Townsville - the elephant in the room
All the previous Magnetic North Festivals have featured a production showcasing the students and emerging artists of the host city. This year, it’s the turn of Vancouver’s The Chop Theatre in a co-production with Studio 58, Langara’s well-regarded theatre program. The Chop are probably the coolest of the younger generation of theatre companies in Vancouver.
While they are probably best known for the Patti Fedy plays that were huge Fringe hits, it is their more recent work that is most interesting, including 2 Truths + 1 Lie = Proof (presented by Rumble at the first HIVE) and Last Dance Tango Salon (which was a “showoff” production at last year’s Tremors Festival). Both shows caused a stir at their respective events and played directly with notions of audience/performer interaction and the construction of narrative, as well as making subtle use of technology. Last Dance was actually more memorable than the mainstage show it was “supporting”.
With its big cast and more traditional staging, Townsville is a move right away from the intense intimacy of The Chop’s previous works. An earlier version of the play was presented during Studio 58’s just concluded season. During a talk-back session on the night I attended, Anita Rochon, the chief writer on the project, revealed that approximately 50% of the play had been rewritten from the Studio 58 version and that the production we’d just witnessed had been pulled together with the equivalent of seven days rehearsal time. Even by Vancouver’s infamous measly standards, this is a phenomenal achievement.
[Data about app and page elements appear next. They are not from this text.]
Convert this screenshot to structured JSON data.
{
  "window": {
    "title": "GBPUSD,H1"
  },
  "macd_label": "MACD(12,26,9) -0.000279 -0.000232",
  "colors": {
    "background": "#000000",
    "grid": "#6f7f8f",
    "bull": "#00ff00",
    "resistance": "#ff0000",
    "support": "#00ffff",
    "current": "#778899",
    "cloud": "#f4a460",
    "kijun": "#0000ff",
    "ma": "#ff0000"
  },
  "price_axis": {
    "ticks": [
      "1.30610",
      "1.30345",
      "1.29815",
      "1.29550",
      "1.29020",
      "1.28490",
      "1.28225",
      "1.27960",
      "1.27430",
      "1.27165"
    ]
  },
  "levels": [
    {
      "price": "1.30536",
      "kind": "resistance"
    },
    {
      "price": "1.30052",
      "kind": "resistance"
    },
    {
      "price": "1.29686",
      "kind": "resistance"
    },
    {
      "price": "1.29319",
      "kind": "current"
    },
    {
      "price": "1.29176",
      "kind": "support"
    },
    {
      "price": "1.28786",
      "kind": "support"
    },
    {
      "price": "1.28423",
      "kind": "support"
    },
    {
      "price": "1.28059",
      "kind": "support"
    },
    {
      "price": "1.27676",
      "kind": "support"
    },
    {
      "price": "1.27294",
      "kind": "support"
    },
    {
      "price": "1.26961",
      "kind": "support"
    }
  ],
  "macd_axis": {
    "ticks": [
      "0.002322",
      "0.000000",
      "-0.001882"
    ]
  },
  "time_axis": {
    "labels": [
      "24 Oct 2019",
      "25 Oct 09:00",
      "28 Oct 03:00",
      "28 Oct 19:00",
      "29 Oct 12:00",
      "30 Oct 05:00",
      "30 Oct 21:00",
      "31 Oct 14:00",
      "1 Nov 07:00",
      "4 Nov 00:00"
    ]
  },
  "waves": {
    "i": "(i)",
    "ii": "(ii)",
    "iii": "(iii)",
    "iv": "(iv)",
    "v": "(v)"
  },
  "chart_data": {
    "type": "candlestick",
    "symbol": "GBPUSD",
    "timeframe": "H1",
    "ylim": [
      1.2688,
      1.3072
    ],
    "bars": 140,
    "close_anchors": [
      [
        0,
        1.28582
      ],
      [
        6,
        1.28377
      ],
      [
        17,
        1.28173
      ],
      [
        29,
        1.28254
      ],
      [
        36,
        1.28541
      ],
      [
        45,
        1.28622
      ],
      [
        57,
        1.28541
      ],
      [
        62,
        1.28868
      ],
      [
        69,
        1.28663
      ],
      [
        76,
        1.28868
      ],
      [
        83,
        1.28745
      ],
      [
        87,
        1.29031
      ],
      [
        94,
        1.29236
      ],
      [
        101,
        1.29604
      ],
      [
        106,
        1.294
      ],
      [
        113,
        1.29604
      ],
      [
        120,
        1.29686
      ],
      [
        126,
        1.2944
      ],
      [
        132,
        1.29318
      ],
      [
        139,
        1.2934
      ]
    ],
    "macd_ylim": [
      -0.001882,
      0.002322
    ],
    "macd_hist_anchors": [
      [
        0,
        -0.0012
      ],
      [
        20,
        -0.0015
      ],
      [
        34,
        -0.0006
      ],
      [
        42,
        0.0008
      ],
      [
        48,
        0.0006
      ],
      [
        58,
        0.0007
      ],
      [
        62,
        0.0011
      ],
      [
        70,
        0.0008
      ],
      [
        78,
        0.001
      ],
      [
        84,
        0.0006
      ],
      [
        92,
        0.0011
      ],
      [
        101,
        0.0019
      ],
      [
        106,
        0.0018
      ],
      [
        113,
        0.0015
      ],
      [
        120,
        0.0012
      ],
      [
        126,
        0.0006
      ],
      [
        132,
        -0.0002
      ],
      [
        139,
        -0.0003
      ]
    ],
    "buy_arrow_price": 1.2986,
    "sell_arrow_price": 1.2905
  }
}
One of the significant changes was the introduction of the character Arial (Ella Simon) who comes to Townsville looking for participants for a talent competition. This competition is actually the third narrative set up device used in the play. At the top of the show we are introduced to the idea that we are watching a group of young people “putting on a play” (a conceit that is never returned to) and we are then introduced to the town of “Townsville” which has a mascot, an elephant named Sylvia, who is sick and dying. Each of these set ups, takes time to, well, set up, so that a large portion of Townsville is devoted to introducing narrative devices (in fact, the talent show gets two set ups, one for the talent search and the other for the show itself). The biggest problem with all this setting up: the narrative never gets full traction, and we always feel like we’re at the beginning of something.
This sense of always starting is further reinforced as the young and beautiful residents of Townsville introduce themselves or each other through direct address to the audience. It seems that the majority of these character sequences were actually created by the performers themselves (with Rochon providing the framing structures) and tend to be the usual mixed bag of student-created work, with Rachel Aberle’s excellent “the town is sleeping” an obvious stand out for me. This use of student-created material would seem to have been embedded within the concept of the project. I’m not sure whether this was The Chop’s innovation or whether it was because the project was linked to Studio 58’s own student-creation series. I can see how The Chop – with their interest in different narrative forms – might want to rest individually created narratives within a broader context but often these vignettes, which are mostly naturalistic, sit uneasily, at least for me, within the rest of the piece, which is highly stylized and includes some snappy dance number choreographed by Chick Snipper.
The set of Townsville is beautifully simple. Maybe twenty evenly spaced, thick bands of elastic hang down from the ceiling. These elastics made me think of the tethers that keep an elephant under control. In a sense, Sylvia really was the elephant in the room; one that was too often ignored. Of all the narratives, the elephant is easily the most compelling and original. Handled correctly, it could be sublime – and we catch glimpses of it in Rochon’s writing and in some of the performances around the invisible (to us) pachyderm. The death of a mascot that embodies the collective sense of identity for a community is so filled with potential that I hope Rochon and director Emelia Symington Fedy return to it.
With its coffee shops and tennis playing, Townsville appears to be a satire on the young, beautiful and empty-headed of Vancouver. There is another striking parallel between Vancouver and Townsville that could also be made. Just as Townsville over identifies with an elephant so, I fear, Vancouverites over identify with our natural setting. The death of Sylvia should have had a similar impact on the residents of Townsville as, say, the loss of the mountains would have on Vancouver. Imagine if they disappeared tomorrow. What would the impact be on us collectively? How would each of us cope with this great hole in our lives? What is Vancouver without those mountains?
And how does a beautiful and dumb community respond to a natural disaster? One only has to think back to our reaction over the trees that were blown down in Stanley Park two years ago.
It was estimated that the same number of tress were blown down as there were homeless on the streets of Vancouver. Within days a telethon was put on (not too dissimilar to a talent contest) and millions of dollars was raised for the trees.
The homeless are still there.
In terms of the dumb and the beauty, Townsville is on the money. It just needs more bite in its satire.